The sail is one of the 15 compulsory samples for Part III – "fill an irregular shaped hole with crochet". The shape of the hole is based on the initial letters of the leading characters. Helen is indebted to Dorothy Burton of Bentham, a fellow Diploma student for machine sewing around the hole to prevent it from fraying, as Helen generally reckons not to know how to handle a sewing machine!

Another of the compulsory samples – "join four same shape pieces of different types of textile" – were formed into the pennant.

Ideas for the interior fittings of the Pea Green Boat are under development.

Final Display

At some currently un-stated time in the future, Helen intends to mount a display of all the work related to Part III of the International Diploma in Crochet within a 3m square gazebo, as she has devised all the samples to form a part of a composite whole. With the scale at which she works and the distraction of running her own business, this is going to take some time. She would dearly love to make it a multi-media presentation, but is not sure how to achieve this.

Thread of Life

Towards the end of 2005, Helen started her own business, which she has called HJJ Thread of Life. The web site, is currently under construction. Do bookmark the site and have a look to see what she is up to.

Through her business, Helen is dealing with all aspects of crochet, from making and selling items, selling designs to yarn manufacturers, doing pattern checking/technical editing of other authors’ work, to submitting a proposal for a book of textured crochet patterns to a book publisher in London. She is also having a great deal of fun hand-dyeing yarns and she is offering these for sale online.

Helen is taking over from Pauline Turner the order-by-post side of the Crochet Design business from 1st July 2006. Details will be made available as soon as humanly possible.

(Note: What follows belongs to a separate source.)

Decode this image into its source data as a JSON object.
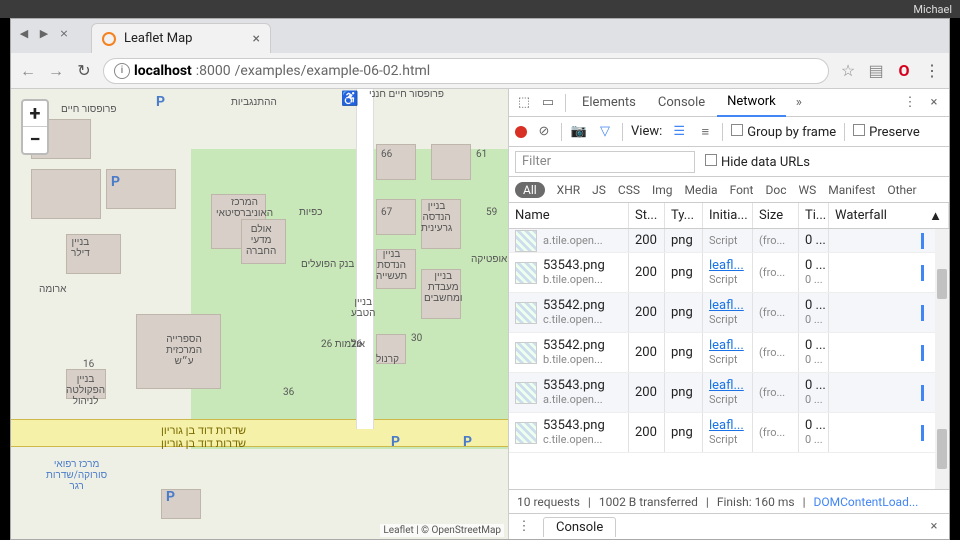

Why the business name? Well, Helen feels that all of life is interconnected, with creativity being a basic human drive, so that forms one strand of the thread; another strand is the yarn that she uses in her own work; a third is her wish to be able to bring the joy of creativity to others, which she does through offering workshops to individuals and groups.